LAZ. It’s a thrill to write a song with another voice in mind. I’ll start by recording an acoustic demo with me singing, but when Sandra takes over it really comes alive.
DEAD SOUND. Your name is taken from a combination of the bands Strawberry Switchblade and Meat Whiplash, what is about those bands that you like you much you that wanted to pay tribute to them in this way?
LAZ. We reckon that Since Yesterday and Don’t Slip Up are two of the best Pop recordings ever made. Strawberry Switchblade and Meat Whiplash both took their names from aspects of Glasgow’s Postcard Records scene, we are buying into that tradition. SW could so easily have been called Orange Fire or Juice Engines, ha! Anyway, we have the sweet voice of Strawberry Switchblade and the nihilistic fuzz of Meat Whiplash.
DEAD SOUND. Your music particularly Sandra’s vocals has a sweet 1960′s pop girl group sound, is that that intentional?
LAZ. It’s mainly the 60s via the 80s. Sandra loves Blondie and The Primitives etc, and that’s got to influence her vocal style. I like to create a Phil Spector type wall of Pop, this requires double-tracking the lead vocal and adding a mass of reverb. I also love to double-track all of the guitars too.
DEAD SOUND. I think few Glasgow based bands are currently doing out and out indie pop music, would you agree? What is it that draws you to this genre?
LAZ. There’s lots of Indie and some Pop, but not a lot of actual Indie Pop. I suppose that it is good for a band to have a unique selling point. Indie Pop, for me, has a very strong sense of melody, I think that this a compensation for a lack of accomplished musicianship. Just a theory!
DEAD SOUND. Your music reminds me of groups like The Primitives and Talulah Gosh but are there any bands or experiences that continue to influence your music?
LAZ. I simply love a great song, whatever the genre. I’m also attracted to something with a bit of character or a quirky lyric. Maybe Leonard Cohen’s poetic soul, Brian Wilson’s sense of wonder, Jonathan Richman’s naivety, the sensation of Motown, the primitive beat of the Shop Assistants, Lou Reed constructing his wall of Pop, just for John Cale to rip it apart. I tend to start the song writing process with the songs title and everything develops from there. The title tends to be inspired by something that I’ve noticed in a book or newspaper or something that I have observed as I go about my daily life. On the new album, Everybody’s Texting is about people being pre-occupied with communicating over a virtual network and not engaging with those who are actually around them. I wrote Stop, Look And Listen as I was walking the kids to school one morning, we came up with an accompanying dance for it, there and then, too. Dining Out In Paris And London, which is about a trial separation, is a pun on the Orwell book, he’d be so proud of us, ha!

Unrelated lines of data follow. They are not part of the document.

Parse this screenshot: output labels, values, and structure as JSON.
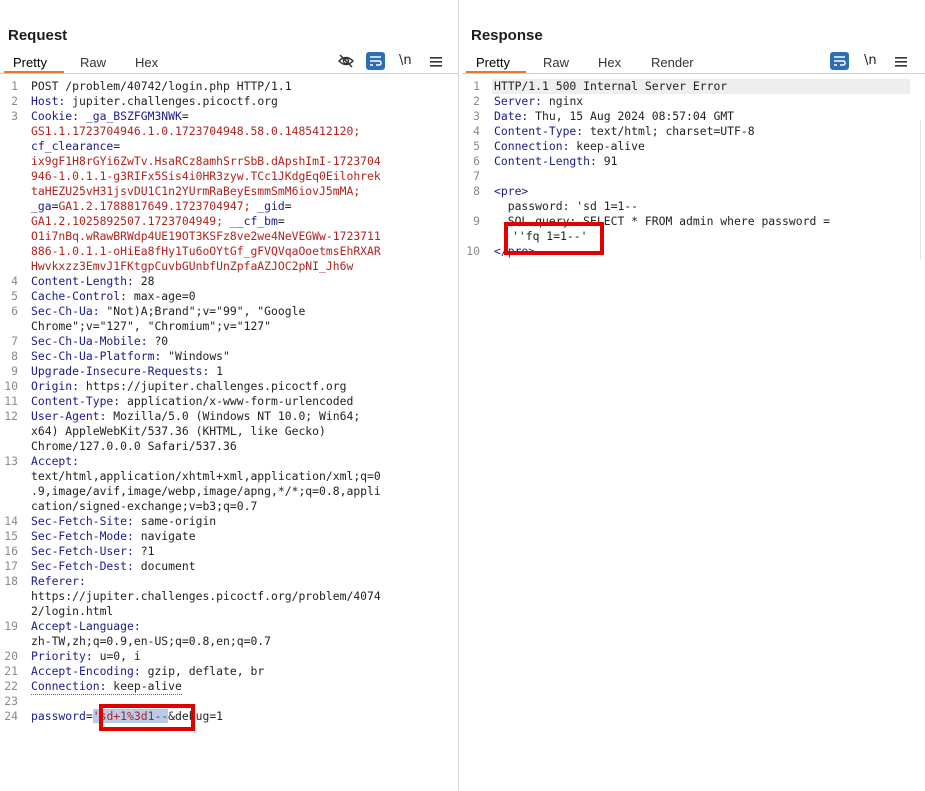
{
  "layout_toggle": {
    "icons": [
      "split-columns-icon",
      "split-rows-icon",
      "single-pane-icon"
    ]
  },
  "request": {
    "title": "Request",
    "tabs": [
      "Pretty",
      "Raw",
      "Hex"
    ],
    "active_tab": "Pretty",
    "toolbar": {
      "newline_label": "\\n"
    },
    "lines": {
      "l1": "POST /problem/40742/login.php HTTP/1.1",
      "l2k": "Host:",
      "l2v": " jupiter.challenges.picoctf.org",
      "l3k": "Cookie:",
      "l3a": " _ga_BSZFGM3NWK",
      "l3b": "=",
      "l3c": "GS1.1.1723704946.1.0.1723704948.58.0.1485412120;",
      "l3d": "cf_clearance",
      "l3e": "=",
      "l3f": "ix9gF1H8rGYi6ZwTv.HsaRCz8amhSrrSbB.dApshImI-1723704",
      "l3g": "946-1.0.1.1-g3RIFx5Sis4i0HR3zyw.TCc1JKdgEq0Eilohrek",
      "l3h": "taHEZU25vH31jsvDU1C1n2YUrmRaBeyEsmmSmM6iovJ5mMA;",
      "l3i": "_ga",
      "l3j": "=",
      "l3k2": "GA1.2.1788817649.1723704947;",
      "l3l": " _gid",
      "l3m": "=",
      "l3n": "GA1.2.1025892507.1723704949;",
      "l3o": " __cf_bm",
      "l3p": "=",
      "l3q": "O1i7nBq.wRawBRWdp4UE19OT3KSFz8ve2we4NeVEGWw-1723711",
      "l3r": "886-1.0.1.1-oHiEa8fHy1Tu6oOYtGf_gFVQVqaOoetmsEhRXAR",
      "l3s": "Hwvkxzz3EmvJ1FKtgpCuvbGUnbfUnZpfaAZJOC2pNI_Jh6w",
      "l4k": "Content-Length:",
      "l4v": " 28",
      "l5k": "Cache-Control:",
      "l5v": " max-age=0",
      "l6k": "Sec-Ch-Ua:",
      "l6v": " \"Not)A;Brand\";v=\"99\", \"Google",
      "l6w": "Chrome\";v=\"127\", \"Chromium\";v=\"127\"",
      "l7k": "Sec-Ch-Ua-Mobile:",
      "l7v": " ?0",
      "l8k": "Sec-Ch-Ua-Platform:",
      "l8v": " \"Windows\"",
      "l9k": "Upgrade-Insecure-Requests:",
      "l9v": " 1",
      "l10k": "Origin:",
      "l10v": " https://jupiter.challenges.picoctf.org",
      "l11k": "Content-Type:",
      "l11v": " application/x-www-form-urlencoded",
      "l12k": "User-Agent:",
      "l12v": " Mozilla/5.0 (Windows NT 10.0; Win64;",
      "l12w": "x64) AppleWebKit/537.36 (KHTML, like Gecko)",
      "l12x": "Chrome/127.0.0.0 Safari/537.36",
      "l13k": "Accept:",
      "l13a": "text/html,application/xhtml+xml,application/xml;q=0",
      "l13b": ".9,image/avif,image/webp,image/apng,*/*;q=0.8,appli",
      "l13c": "cation/signed-exchange;v=b3;q=0.7",
      "l14k": "Sec-Fetch-Site:",
      "l14v": " same-origin",
      "l15k": "Sec-Fetch-Mode:",
      "l15v": " navigate",
      "l16k": "Sec-Fetch-User:",
      "l16v": " ?1",
      "l17k": "Sec-Fetch-Dest:",
      "l17v": " document",
      "l18k": "Referer:",
      "l18a": "https://jupiter.challenges.picoctf.org/problem/4074",
      "l18b": "2/login.html",
      "l19k": "Accept-Language:",
      "l19a": "zh-TW,zh;q=0.9,en-US;q=0.8,en;q=0.7",
      "l20k": "Priority:",
      "l20v": " u=0, i",
      "l21k": "Accept-Encoding:",
      "l21v": " gzip, deflate, br",
      "l22k": "Connection:",
      "l22v": " keep-alive",
      "l24k": "password",
      "l24e": "=",
      "l24v": "'sd+1%3d1--",
      "l24a": "&debug=1"
    }
  },
  "response": {
    "title": "Response",
    "tabs": [
      "Pretty",
      "Raw",
      "Hex",
      "Render"
    ],
    "active_tab": "Pretty",
    "toolbar": {
      "newline_label": "\\n"
    },
    "lines": {
      "l1": "HTTP/1.1 500 Internal Server Error",
      "l2k": "Server:",
      "l2v": " nginx",
      "l3k": "Date:",
      "l3v": " Thu, 15 Aug 2024 08:57:04 GMT",
      "l4k": "Content-Type:",
      "l4v": " text/html; charset=UTF-8",
      "l5k": "Connection:",
      "l5v": " keep-alive",
      "l6k": "Content-Length:",
      "l6v": " 91",
      "l8": "<pre>",
      "l8b": "  password: 'sd 1=1--",
      "l9": "  SQL query: SELECT * FROM admin where password =",
      "l9b": "''fq 1=1--'",
      "l10": "</pre>"
    }
  }
}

DEAD SOUND. Your material to date and that of Bubblegum Lemonade has been released on California label Matinee Recordings. How did that come about?

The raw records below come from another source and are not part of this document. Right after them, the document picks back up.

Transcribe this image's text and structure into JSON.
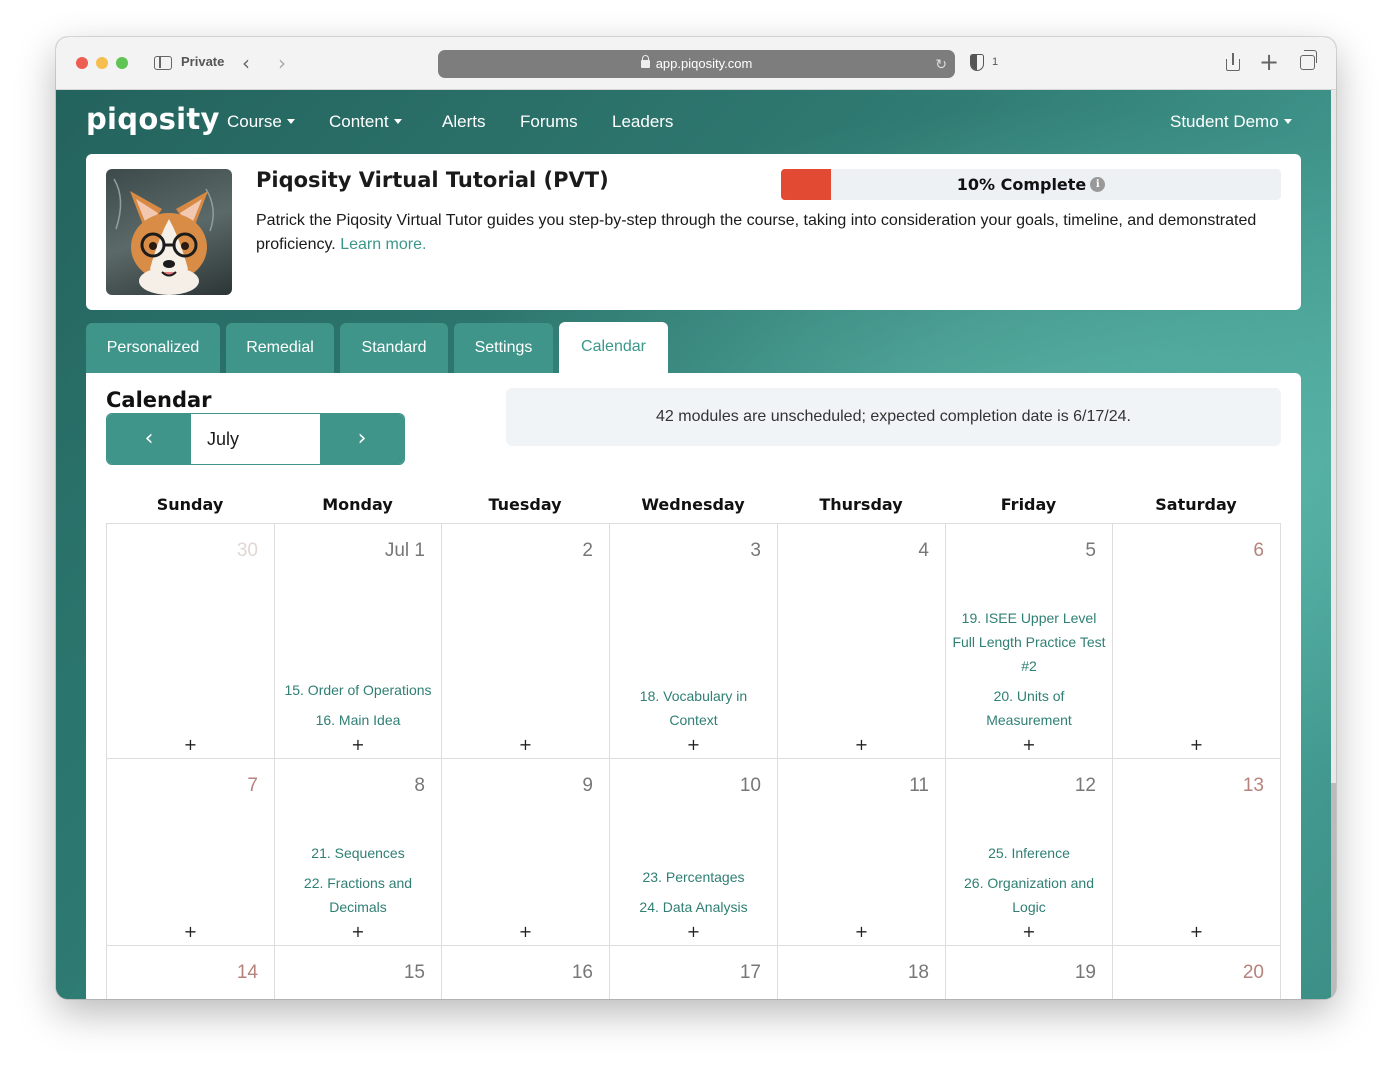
{
  "browser": {
    "private_label": "Private",
    "url": "app.piqosity.com",
    "shield_count": "1"
  },
  "nav": {
    "logo": "piqosity",
    "items": [
      {
        "label": "Course",
        "dropdown": true
      },
      {
        "label": "Content",
        "dropdown": true
      },
      {
        "label": "Alerts",
        "dropdown": false
      },
      {
        "label": "Forums",
        "dropdown": false
      },
      {
        "label": "Leaders",
        "dropdown": false
      }
    ],
    "user": "Student Demo"
  },
  "course": {
    "title": "Piqosity Virtual Tutorial (PVT)",
    "progress_label": "10% Complete",
    "progress_fraction": 0.1,
    "progress_color": "#e34a34",
    "info_icon": "i",
    "description": "Patrick the Piqosity Virtual Tutor guides you step-by-step through the course, taking into consideration your goals, timeline, and demonstrated proficiency. ",
    "learn_more": "Learn more."
  },
  "tabs": [
    {
      "label": "Personalized",
      "active": false
    },
    {
      "label": "Remedial",
      "active": false
    },
    {
      "label": "Standard",
      "active": false
    },
    {
      "label": "Settings",
      "active": false
    },
    {
      "label": "Calendar",
      "active": true
    }
  ],
  "calendar": {
    "heading": "Calendar",
    "month": "July",
    "prev_icon": "‹",
    "next_icon": "›",
    "note": "42 modules are unscheduled; expected completion date is 6/17/24.",
    "add_label": "+",
    "days": [
      "Sunday",
      "Monday",
      "Tuesday",
      "Wednesday",
      "Thursday",
      "Friday",
      "Saturday"
    ],
    "weeks": [
      [
        {
          "date": "30",
          "faded": true,
          "events": []
        },
        {
          "date": "Jul 1",
          "events": [
            "15. Order of Operations",
            "16. Main Idea"
          ]
        },
        {
          "date": "2",
          "events": []
        },
        {
          "date": "3",
          "events": [
            "18. Vocabulary in Context"
          ]
        },
        {
          "date": "4",
          "events": []
        },
        {
          "date": "5",
          "events": [
            "19. ISEE Upper Level Full Length Practice Test #2",
            "20. Units of Measurement"
          ]
        },
        {
          "date": "6",
          "events": []
        }
      ],
      [
        {
          "date": "7",
          "events": []
        },
        {
          "date": "8",
          "events": [
            "21. Sequences",
            "22. Fractions and Decimals"
          ]
        },
        {
          "date": "9",
          "events": []
        },
        {
          "date": "10",
          "events": [
            "23. Percentages",
            "24. Data Analysis"
          ]
        },
        {
          "date": "11",
          "events": []
        },
        {
          "date": "12",
          "events": [
            "25. Inference",
            "26. Organization and Logic"
          ]
        },
        {
          "date": "13",
          "events": []
        }
      ],
      [
        {
          "date": "14",
          "events": []
        },
        {
          "date": "15",
          "events": []
        },
        {
          "date": "16",
          "events": []
        },
        {
          "date": "17",
          "events": []
        },
        {
          "date": "18",
          "events": []
        },
        {
          "date": "19",
          "events": []
        },
        {
          "date": "20",
          "events": []
        }
      ]
    ]
  }
}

LAZ. Back in the late Noughties, BL then SW posted some MP3s on MySpace and, unwittingly, became part of the flourishing Indie Pop revival. Jimmy from Matinee Recordings set up a MySpace page just to contact us, and offered a contract principally on the strength of Who’s In Your Dreams? and Ten Years Younger. We were a bit shy at first, as we weren’t used to cool people contacting us and offering to put our records out. He was looking for his very own Mary Chain and Shop Assistants and we found our Alan McGee.
DEAD SOUND. Matinee are also releasing the first full-length Strawberry Whiplash record, Hits In The Car what can we expect from the album? When is it released?

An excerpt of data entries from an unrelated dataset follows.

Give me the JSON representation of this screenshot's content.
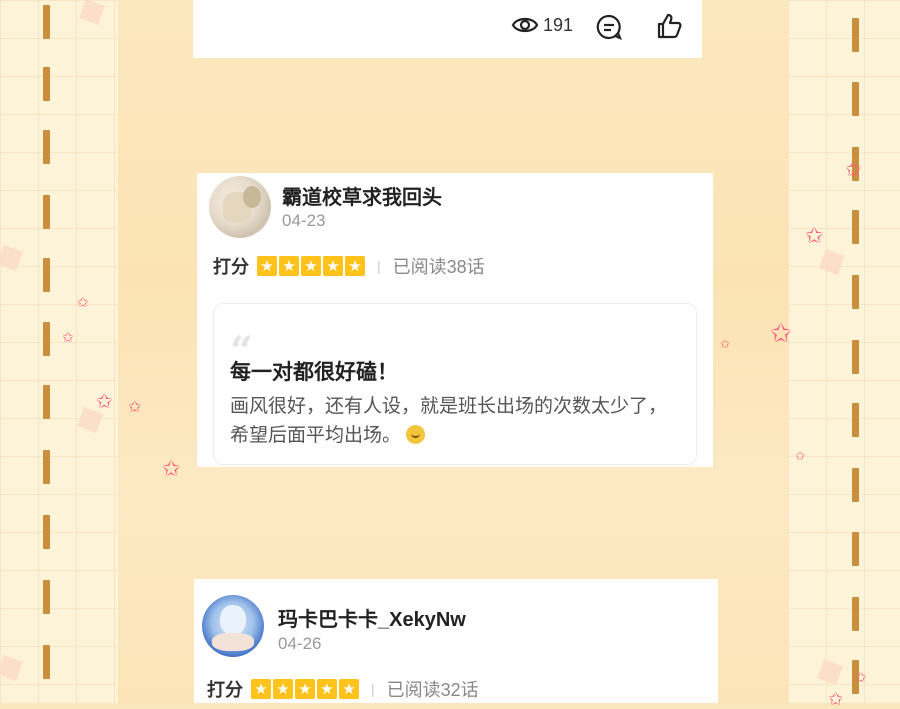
{
  "colors": {
    "star": "#ffc21a",
    "dash": "#c98f3d",
    "sparkle": "#ff5d7a"
  },
  "top_card": {
    "views": "191",
    "icons": [
      "eye-icon",
      "comment-icon",
      "thumbs-up-icon"
    ]
  },
  "reviews": [
    {
      "username": "霸道校草求我回头",
      "date": "04-23",
      "rating_label": "打分",
      "stars": 5,
      "separator": "|",
      "read_progress": "已阅读38话",
      "title": "每一对都很好磕！",
      "body": "画风很好，还有人设，就是班长出场的次数太少了，希望后面平均出场。",
      "body_emoji": "smile-emoji"
    },
    {
      "username": "玛卡巴卡卡_XekyNw",
      "date": "04-26",
      "rating_label": "打分",
      "stars": 5,
      "separator": "|",
      "read_progress": "已阅读32话"
    }
  ]
}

LAZ. HITC should be out by the end of March 2012. The music has been the easy bit, but the CD cover has taken a while to put together. HITC is a kind of Progressive Anorak concept album. It’s a mix-tape of our favourite bands presented through a SW filter. It has the narrative curve of a relationship going through the various stages, from the first meeting, etc, to splitting up. From chat-up line to Dear John letter. So, it starts off bright in toneand gets progressively darker as the tracks roll on. The album has the usual influences; The Mary Chain, The Primitives, as well as Astrud Gilberto, MBV, Lush, Spacemen 3 and Mazzy Star.